Two new documentaries reveal the uncanny similarities between the problems plaguing schools Kenya and the United States.
A new Sundance was promised in 2010, as festival founder Robert Redford banned gifting-suite regular Paris Hilton from Park City, and longtime festival director Geoffrey Gilmore was replaced by an equally longtime festival staffer, John Cooper. Some updates worked-like a new showcase of low-budget films called "Next"-while others did not. Hilton, resilient as ever, still showed.Sundance docs often appear in thematic twos-like this year's Restrepo and The Pat Tillman Story, both of which examined the war in Afghanistan. But the parallels between two films about education were staggering. Waiting for Superman, Davis Guggenheim's follow-up to An Inconvenient Truth, is a blistering, energizing, nothing-short-of-inspiring attack on the state of public schools in America. It is especially critical of teachers unions, which Guggenheim shows as blocking efforts to improve teacher quality through merit pay or changes in the tenure system. American Federation of Teachers President Randi Weingarten isn't shown in a black hat astride a broom, but the intimation is hard to miss.Jennifer Arnold's A Small Act, meanwhile, is a quieter story about the Hilde Back Foundation, a Kenyan group that sponsors poor students for secondary schooling. The foundation was created by Hilde Back's first beneficiary, Chris Mburu. Now a pensioner living in Vasteras, Sweden, Back paid $15 a month, decades ago, to cover Mburu's school fees.
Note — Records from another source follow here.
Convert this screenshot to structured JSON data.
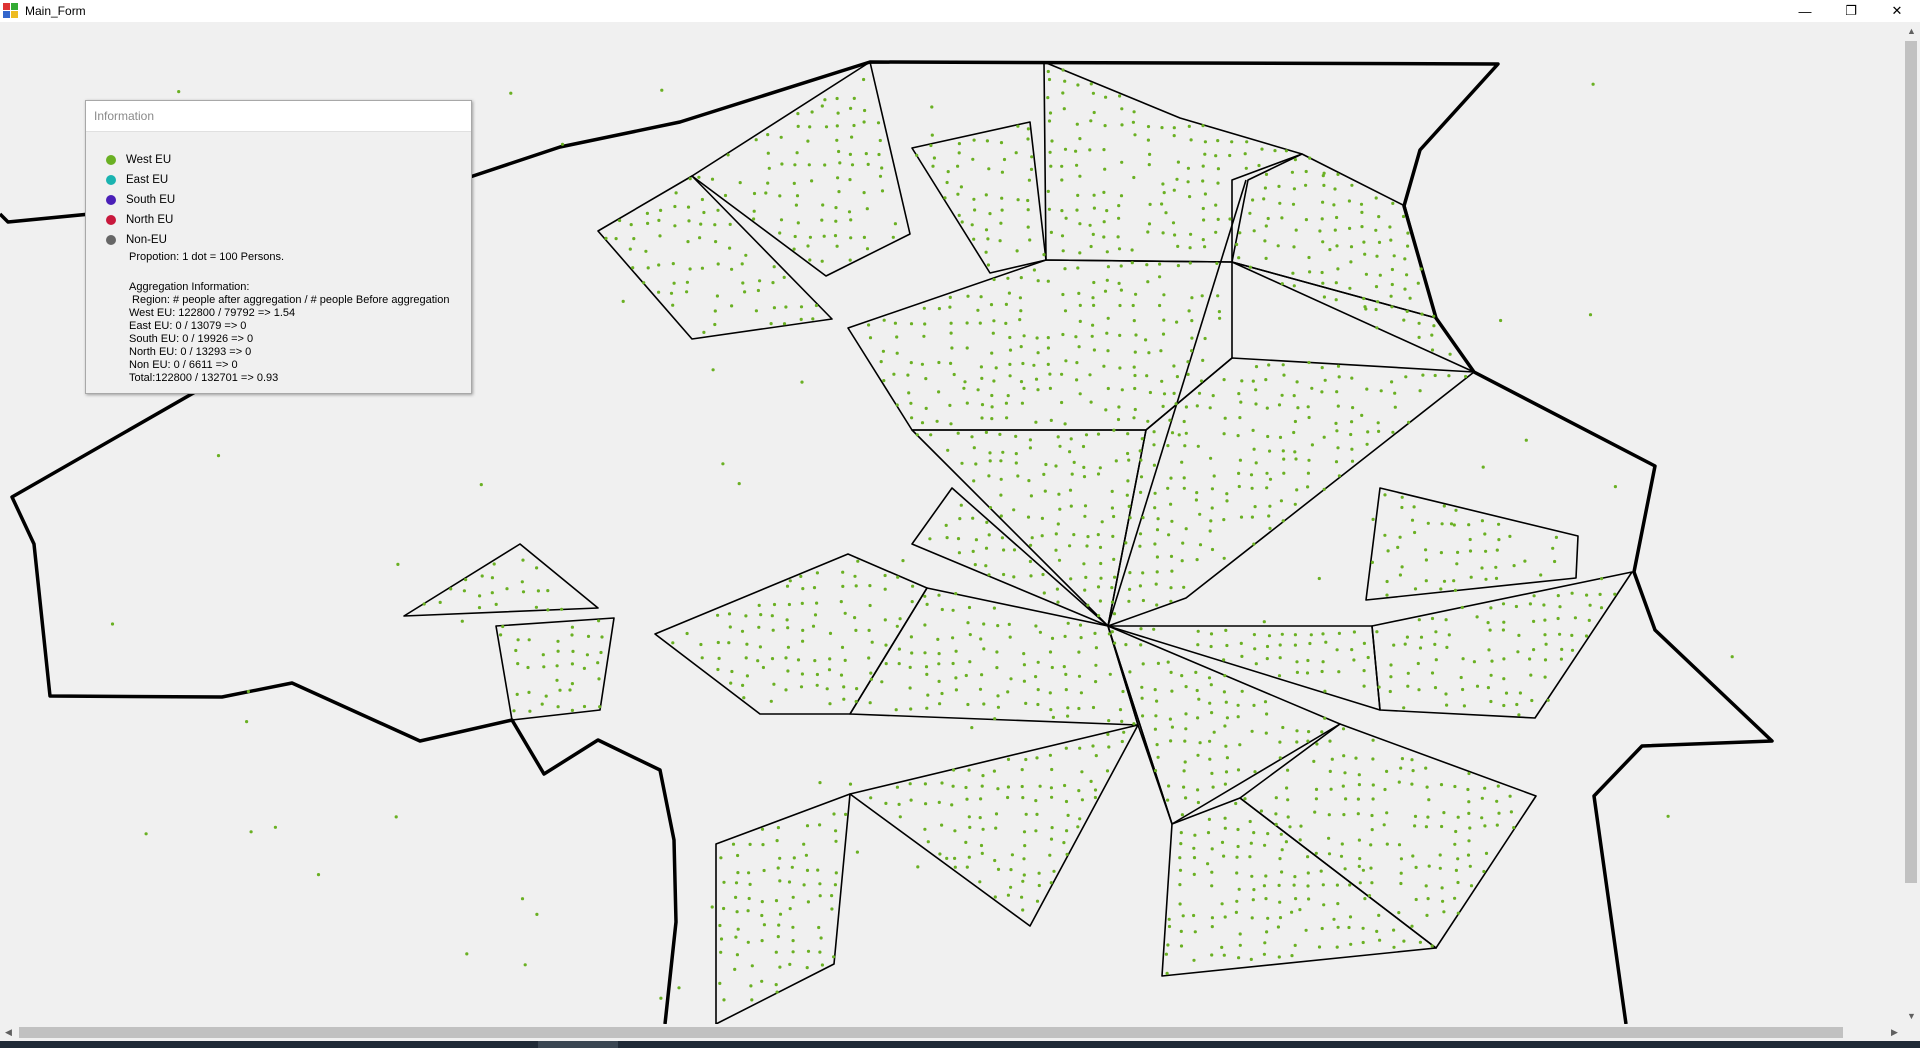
{
  "window": {
    "title": "Main_Form",
    "controls": {
      "minimize": "—",
      "restore": "❐",
      "close": "✕"
    }
  },
  "info_panel": {
    "header": "Information",
    "legend": [
      {
        "label": "West EU",
        "color": "#6ab023"
      },
      {
        "label": "East EU",
        "color": "#1ab3b0"
      },
      {
        "label": "South EU",
        "color": "#4a1fb8"
      },
      {
        "label": "North EU",
        "color": "#c8183c"
      },
      {
        "label": "Non-EU",
        "color": "#666666"
      }
    ],
    "proportion": "Propotion: 1 dot = 100 Persons.",
    "aggregation_title": "Aggregation Information:",
    "aggregation_lines": [
      " Region: # people after aggregation / # people Before aggregation",
      "West EU: 122800 / 79792 => 1.54",
      "East EU: 0 / 13079 => 0",
      "South EU: 0 / 19926 => 0",
      "North EU: 0 / 13293 => 0",
      "Non EU: 0 / 6611 => 0",
      "Total:122800 / 132701 => 0.93"
    ]
  },
  "map": {
    "dot_color": "#6ab023",
    "line_color": "#000000"
  },
  "scrollbars": {
    "up_arrow": "▲",
    "down_arrow": "▼",
    "left_arrow": "◀",
    "right_arrow": "▶"
  }
}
Mburu is now a human rights lawyer for the United Nations.Both films highlight the high-stakes competition that families endure to get their kids a better education. Guggenheim's kids are put through the psychological warfare of charter-school lotteries, while the fate of the Kenyan children is decided by the foundation. Competition in both cases is fierce.Most startling is what is revealed when you see the films in concert. The similarities between the kids' experiences in Manhattan and the Kenyan village of Mitahato-their anxiety, their tears, their futures held captive by forces beyond their control-is impossible to overlook. The resources available to the American students are unquestionably superior to what we see in A Small Act. Still, parents and children in both systems evince such an overwhelming sense that potential is being lost-whether to a squandering of available resources or to a lack of them in the first place. Curiously, A Small Act is the more hopeful film: The keen sense of disbelief haunting Waiting for Superman-that this is happening here-denies it. Hope, Guggenheim seems to say, risks being a poor substitute for the action.Paramount Vantage acquired Waiting for Superman at the festival; A Small Act will air on HBO this summer.Guest blogger Diane Vadino is writing a book about driving from London to Mongolia. She can be found at twitter/bunnyshop.Image from Waiting for Superman.